# DIRECTIONS FOR THIS TASK:
Compute how many lines in the entries below contain "value", and output nothing but the number.

Element data from apps and pages
= = = = =

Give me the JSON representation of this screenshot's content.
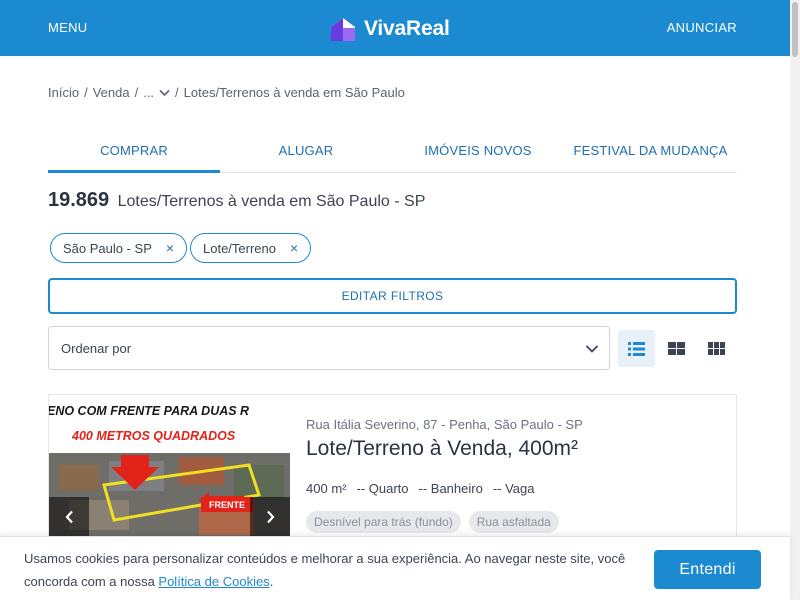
{
  "header": {
    "menu_label": "MENU",
    "logo_text": "VivaReal",
    "anunciar_label": "ANUNCIAR",
    "brand_color": "#1c8ad0"
  },
  "breadcrumb": {
    "items": [
      "Início",
      "Venda",
      "...",
      "Lotes/Terrenos à venda em São Paulo"
    ],
    "separator": "/"
  },
  "tabs": [
    {
      "label": "COMPRAR",
      "active": true
    },
    {
      "label": "ALUGAR",
      "active": false
    },
    {
      "label": "IMÓVEIS NOVOS",
      "active": false
    },
    {
      "label": "FESTIVAL DA MUDANÇA",
      "active": false
    }
  ],
  "results": {
    "count": "19.869",
    "title": "Lotes/Terrenos à venda em São Paulo - SP"
  },
  "filters": {
    "chips": [
      {
        "label": "São Paulo - SP",
        "remove_icon": "×"
      },
      {
        "label": "Lote/Terreno",
        "remove_icon": "×"
      }
    ],
    "edit_label": "EDITAR FILTROS"
  },
  "sort": {
    "placeholder": "Ordenar por",
    "icon": "chevron-down-icon"
  },
  "view_modes": [
    {
      "name": "list-view",
      "icon": "list-icon",
      "active": true
    },
    {
      "name": "grid-view",
      "icon": "grid-icon",
      "active": false
    },
    {
      "name": "mosaic-view",
      "icon": "mosaic-icon",
      "active": false
    }
  ],
  "listing": {
    "photo_text_line1": "ENO COM FRENTE PARA DUAS R",
    "photo_text_line2": "400 METROS QUADRADOS",
    "photo_tag": "FRENTE",
    "address": "Rua Itália Severino, 87 - Penha, São Paulo - SP",
    "title": "Lote/Terreno à Venda, 400m²",
    "features": {
      "area": "400",
      "area_unit": "m²",
      "rooms": "-- Quarto",
      "bathrooms": "-- Banheiro",
      "parking": "-- Vaga"
    },
    "amenities": [
      "Desnível para trás (fundo)",
      "Rua asfaltada"
    ]
  },
  "cookie_banner": {
    "message": "Usamos cookies para personalizar conteúdos e melhorar a sua experiência. Ao navegar neste site, você concorda com a nossa ",
    "link_text": "Política de Cookies",
    "message_end": ".",
    "accept_label": "Entendi"
  }
}
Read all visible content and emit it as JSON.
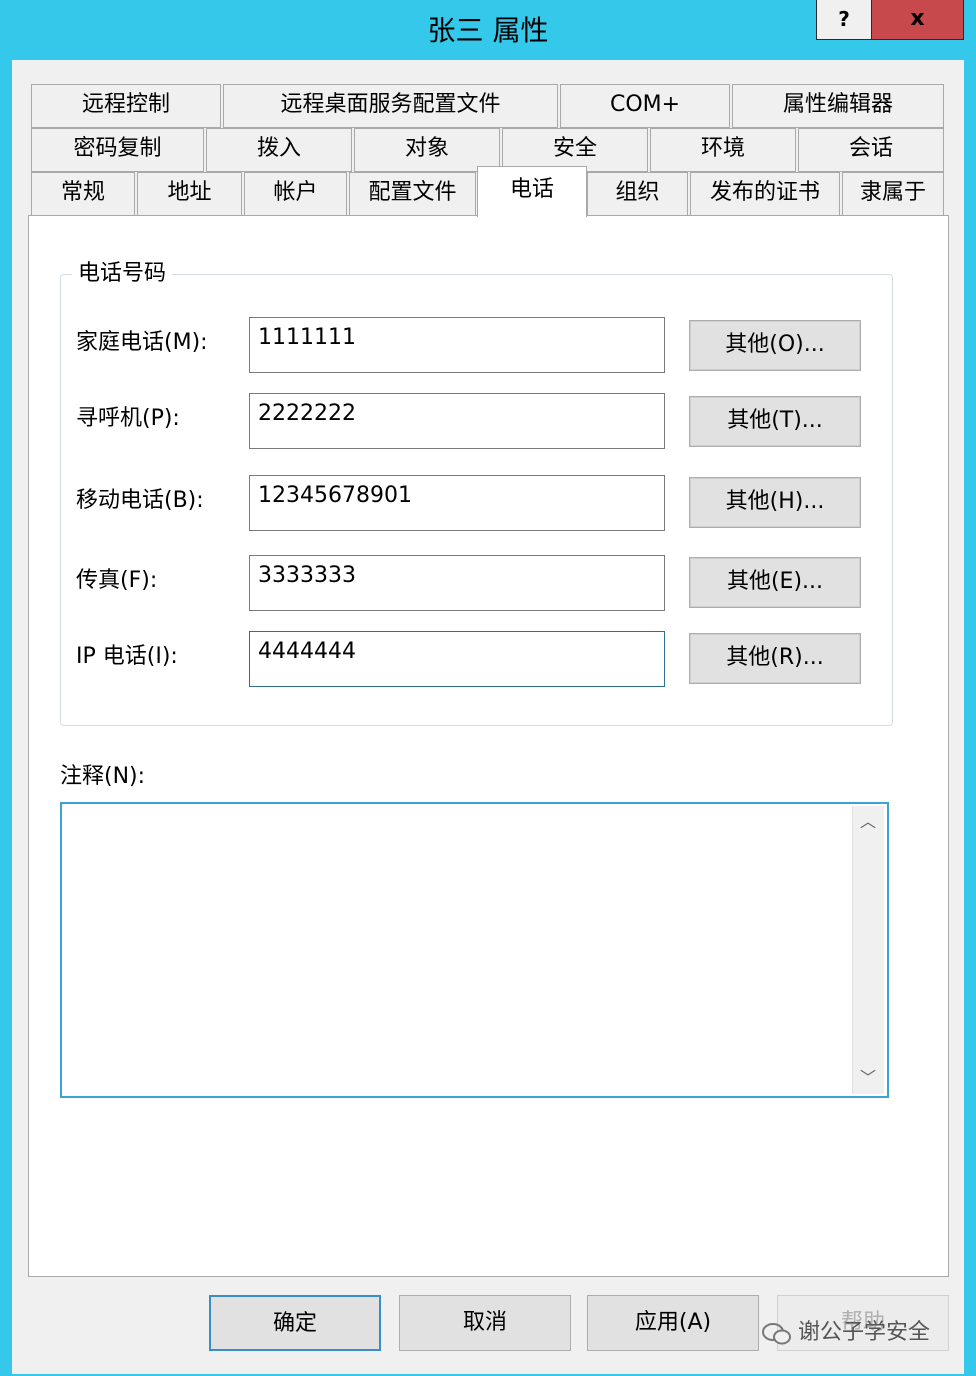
{
  "window": {
    "title": "张三 属性",
    "help_glyph": "?",
    "close_glyph": "x"
  },
  "tabs": {
    "row1": [
      "远程控制",
      "远程桌面服务配置文件",
      "COM+",
      "属性编辑器"
    ],
    "row2": [
      "密码复制",
      "拨入",
      "对象",
      "安全",
      "环境",
      "会话"
    ],
    "row3": [
      "常规",
      "地址",
      "帐户",
      "配置文件",
      "电话",
      "组织",
      "发布的证书",
      "隶属于"
    ],
    "selected": "电话"
  },
  "phone_group": {
    "legend": "电话号码",
    "rows": [
      {
        "label": "家庭电话(M):",
        "value": "1111111",
        "button": "其他(O)..."
      },
      {
        "label": "寻呼机(P):",
        "value": "2222222",
        "button": "其他(T)..."
      },
      {
        "label": "移动电话(B):",
        "value": "12345678901",
        "button": "其他(H)..."
      },
      {
        "label": "传真(F):",
        "value": "3333333",
        "button": "其他(E)..."
      },
      {
        "label": "IP 电话(I):",
        "value": "4444444",
        "button": "其他(R)..."
      }
    ]
  },
  "notes": {
    "label": "注释(N):",
    "value": ""
  },
  "footer": {
    "ok": "确定",
    "cancel": "取消",
    "apply": "应用(A)",
    "help": "帮助"
  },
  "watermark": "谢公子学安全"
}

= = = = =

# RESULT FOR THIS EXERCISE:
6